It’s with profound sadness that I mourn the loss of my mother. I loved her very deeply and it has been a privilege to be her son. I am the person I am in part because of her love, example and encouragement. Our whole family share in the loss of a mother, grandmother and great-grandmother. We are profoundly grateful to God for the gift she has been to us all — for all we received from her, and all she has meant to us. The grief we feel is a measure of the love we have shared. We will treasure the many memories we have of her: memories full of grace, laughter and joy.
My mother had a remarkable life. She was born in India in 1929. During much of World War II she lived with her mother’s brother, R.A. Butler. Her first job in 1949 was working for Winston Churchill, with whom she stayed until 1955. She was one of the last of his personal staff. Later in life, until quite recently she often lectured and spoke about him.

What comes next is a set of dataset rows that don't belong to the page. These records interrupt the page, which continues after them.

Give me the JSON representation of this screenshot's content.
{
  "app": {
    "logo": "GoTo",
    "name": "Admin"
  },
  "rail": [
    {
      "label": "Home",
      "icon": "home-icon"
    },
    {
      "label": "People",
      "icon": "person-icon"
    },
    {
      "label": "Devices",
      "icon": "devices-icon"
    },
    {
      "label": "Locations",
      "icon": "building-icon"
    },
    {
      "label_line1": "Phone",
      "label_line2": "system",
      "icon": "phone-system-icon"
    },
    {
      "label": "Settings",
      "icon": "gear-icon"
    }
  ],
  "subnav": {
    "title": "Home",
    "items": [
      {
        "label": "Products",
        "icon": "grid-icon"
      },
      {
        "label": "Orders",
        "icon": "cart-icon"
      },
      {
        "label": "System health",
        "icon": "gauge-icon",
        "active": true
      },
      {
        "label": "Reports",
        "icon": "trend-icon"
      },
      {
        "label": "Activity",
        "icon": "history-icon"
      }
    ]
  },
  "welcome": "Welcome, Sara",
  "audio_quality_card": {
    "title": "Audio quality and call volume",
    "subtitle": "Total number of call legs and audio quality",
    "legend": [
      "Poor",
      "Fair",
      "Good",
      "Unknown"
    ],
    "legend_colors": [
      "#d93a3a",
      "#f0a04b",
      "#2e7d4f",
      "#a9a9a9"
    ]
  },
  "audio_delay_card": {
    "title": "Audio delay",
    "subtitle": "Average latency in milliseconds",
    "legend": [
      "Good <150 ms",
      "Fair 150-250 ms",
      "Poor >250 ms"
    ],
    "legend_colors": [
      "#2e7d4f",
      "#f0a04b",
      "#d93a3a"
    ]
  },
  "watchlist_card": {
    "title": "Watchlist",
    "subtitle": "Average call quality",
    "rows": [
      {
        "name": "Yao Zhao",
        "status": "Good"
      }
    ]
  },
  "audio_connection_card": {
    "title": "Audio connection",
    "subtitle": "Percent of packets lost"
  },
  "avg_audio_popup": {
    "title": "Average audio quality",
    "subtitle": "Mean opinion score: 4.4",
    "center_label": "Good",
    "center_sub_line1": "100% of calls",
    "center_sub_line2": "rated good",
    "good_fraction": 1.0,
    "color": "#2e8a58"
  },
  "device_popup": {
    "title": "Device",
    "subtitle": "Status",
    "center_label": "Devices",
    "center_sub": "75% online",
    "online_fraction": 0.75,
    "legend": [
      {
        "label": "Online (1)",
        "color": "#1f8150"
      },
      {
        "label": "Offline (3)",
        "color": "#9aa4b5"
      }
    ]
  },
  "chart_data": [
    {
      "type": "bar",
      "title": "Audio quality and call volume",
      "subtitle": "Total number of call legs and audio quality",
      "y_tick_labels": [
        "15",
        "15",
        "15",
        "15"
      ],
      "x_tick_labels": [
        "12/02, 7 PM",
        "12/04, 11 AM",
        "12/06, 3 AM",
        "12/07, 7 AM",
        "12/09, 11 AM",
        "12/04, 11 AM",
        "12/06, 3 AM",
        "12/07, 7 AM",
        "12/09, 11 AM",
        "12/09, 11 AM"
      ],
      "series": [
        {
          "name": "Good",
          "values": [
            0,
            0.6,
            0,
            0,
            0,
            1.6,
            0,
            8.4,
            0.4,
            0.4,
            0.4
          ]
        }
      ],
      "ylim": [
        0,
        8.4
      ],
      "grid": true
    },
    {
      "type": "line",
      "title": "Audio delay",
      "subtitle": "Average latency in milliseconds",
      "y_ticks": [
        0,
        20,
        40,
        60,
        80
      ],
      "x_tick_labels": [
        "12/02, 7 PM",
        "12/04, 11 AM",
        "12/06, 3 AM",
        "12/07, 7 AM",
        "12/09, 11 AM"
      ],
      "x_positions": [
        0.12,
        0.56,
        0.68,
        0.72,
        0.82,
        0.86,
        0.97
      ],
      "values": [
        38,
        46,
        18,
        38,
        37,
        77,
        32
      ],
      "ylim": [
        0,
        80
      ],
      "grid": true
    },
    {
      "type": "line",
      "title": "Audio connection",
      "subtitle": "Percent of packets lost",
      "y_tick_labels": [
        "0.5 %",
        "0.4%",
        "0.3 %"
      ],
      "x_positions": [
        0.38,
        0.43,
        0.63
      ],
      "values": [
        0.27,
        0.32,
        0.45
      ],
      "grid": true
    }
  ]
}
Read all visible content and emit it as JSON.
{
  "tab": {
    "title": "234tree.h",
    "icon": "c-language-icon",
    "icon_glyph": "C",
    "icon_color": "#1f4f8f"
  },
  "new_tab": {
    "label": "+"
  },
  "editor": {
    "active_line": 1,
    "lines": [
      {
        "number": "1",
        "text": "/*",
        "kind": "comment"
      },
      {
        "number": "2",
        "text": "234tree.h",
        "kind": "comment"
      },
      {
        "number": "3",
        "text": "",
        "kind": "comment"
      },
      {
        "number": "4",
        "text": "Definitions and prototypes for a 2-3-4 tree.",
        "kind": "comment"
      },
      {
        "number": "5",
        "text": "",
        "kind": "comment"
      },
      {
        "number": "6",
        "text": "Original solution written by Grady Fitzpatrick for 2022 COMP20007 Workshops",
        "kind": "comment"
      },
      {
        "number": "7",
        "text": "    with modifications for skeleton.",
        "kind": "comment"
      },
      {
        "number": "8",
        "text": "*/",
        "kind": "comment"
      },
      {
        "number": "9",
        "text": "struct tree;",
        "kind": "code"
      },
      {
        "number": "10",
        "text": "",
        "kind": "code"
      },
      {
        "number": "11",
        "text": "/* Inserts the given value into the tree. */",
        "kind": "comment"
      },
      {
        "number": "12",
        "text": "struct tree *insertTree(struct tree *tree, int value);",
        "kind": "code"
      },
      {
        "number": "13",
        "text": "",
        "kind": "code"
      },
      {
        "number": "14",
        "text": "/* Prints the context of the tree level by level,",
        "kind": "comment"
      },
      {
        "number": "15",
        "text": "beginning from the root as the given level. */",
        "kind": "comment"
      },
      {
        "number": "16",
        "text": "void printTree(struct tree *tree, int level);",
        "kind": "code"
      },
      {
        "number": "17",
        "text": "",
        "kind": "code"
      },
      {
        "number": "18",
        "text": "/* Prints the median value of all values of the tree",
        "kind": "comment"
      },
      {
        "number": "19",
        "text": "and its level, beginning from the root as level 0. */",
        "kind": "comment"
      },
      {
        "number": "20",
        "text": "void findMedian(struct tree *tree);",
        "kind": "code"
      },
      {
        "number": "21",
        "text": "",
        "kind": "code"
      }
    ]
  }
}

She also worked for the Nobel Prize winner, Professor Sir Ernst Chain, at Imperial College London, who, with his family, were very kind to her.
My mother lived a full human life, with all its ups and downs. Her story is one of redemption — which she found through faith in Jesus Christ, and loving service to others. In recovery from alcoholism, she helped countless others to know freedom from addiction. She spent many years supporting people to rebuild their lives after leaving prison, professionally as a Probation Officer in Camberwell, then in the National Parole Board, and also as a Prison Visitor. In 1977 she married my stepfather, Lord Williams of Elvel, and it was a happy marriage of over 40 years until his death in 2019. Each step in her journey towards greater fullness of life brought me such joy.
Towards the end of her life she showed great courage, faith and hope. She knew she would soon be with God. That was a source of strength for her, and for all of us, and her death was peaceful and full of hope. I know that many people will be praying for me and my family at this time and we are deeply grateful. Losing those we love is an experience we all share. But grief is bearable if we bear it together — and we do so knowing the presence of the Good Shepherd who welcomes us into the house of God for evermore.